One of the key features of a parameter server is that it, well, serves parameters. In particular, it serves more parameters than a single machine can typically hold and provides more bandwidth than what a single machine offers.
A sensible strategy to increase both aspects is to arrange data in the form of a bipartite graph with clients on one side and the server machines on the other. This way bandwidth and storage increase linearly with the number of machines involved. This is well understood. For instance, distributed (key,value) stores such as memcached or Basho Riak use it. It dates back to the ideas put forward e.g. in the STOC 1997 paper by David Karger et al. on Consistent Hashing and Random Trees.
A key problem is that we can obviously not store a mapping table from the keys to the machines. This would require a database that is of the same size as the set of keys and that would need to be maintained and updated on each client. One way around this is to use the argmin hash mapping. That is, given a machine pool (M), we assign a given (key,value) pair to the machine that has the smallest hash, i.e.
$$m(k, M) = mathrmargmin_m in M h(m,k)$$

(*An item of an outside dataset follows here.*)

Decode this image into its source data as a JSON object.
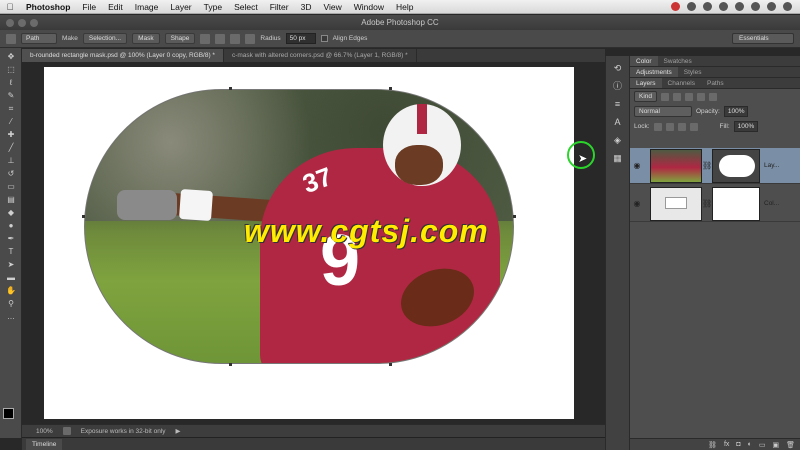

The advantage of this scheme is that it allows for really good load balancing and repair. First off, the load is almost uniformly distributed, short of a small number of heavy hitters. Secondly, if a machine is removed or added to the machine pool, rebalancing affects all other machines uniformly. To see this, notice that the choice of machine with the smallest and second-smallest hash value is uniform.
Unfortunately, this is a stupid way of distributing (key,value) pairs for machine learning. And this is what we did in our 2010 VLDB and 2012 WSDM papers. To our excuse, we didn’t know any better. And others copied that approach … after all, how you can you improve on such nice rebalancing aspects.
This begs the question why it is a bad idea. It all comes down to the issue of synchronization. Basically, whenever a client attempts to synchronize its keys, it needs to traverse the list of the keys it owns and communicate with the appropriate servers. In the above scheme, it means that we need to communicate to a new random server for each key. This is amazingly costly. Probably the best comparison would be a P2P network where each byte is owned by a different machine. Downloads would take forever.
We ‘fixed’ this problem by cleverly reordering the access and then performing a few other steps of randomization. There’s even a nice load balancing lemma in the 2012 WSDM paper. However, a much better solution is to prevent the problem from happening and to borrow from key distribution algorithms such as Chord. In it, servers are inserted into a ring via a hash function. So are keys. This means that each server now owns a contiguous segment of keys. As a result, we can easily determine which keys go to which server, simply by knowing where in the ring the server sits.
In the picture above, keys are represented by little red stars. They are randomly assigned using a hash function via (h(k)) to the segments ‘owned’ by servers (s) that are inserted in the same way, i.e. via (h(s)). In the picture above, each server ‘owns’ the segment to its left. Also have a look at the Amazon Dynamo paper for a related description.
Obviously, such a load-balancing isn’t quite as ideal as the argmin hash. For instance, if a machine fails, the next machine inherits the entire segment. However, by inserting each server (log n) times we can ensure that a good load balance is achieved and also that when machines are removed, there are several other machines that pick up the work. Moreover, it is now also very easy to replicate things (more on this later). If you’re curious on how to do this, have a look at Amar Phanishayee’s excellent thesis. In a nutshell, the machines to the left hold the replicas. More details in the next post.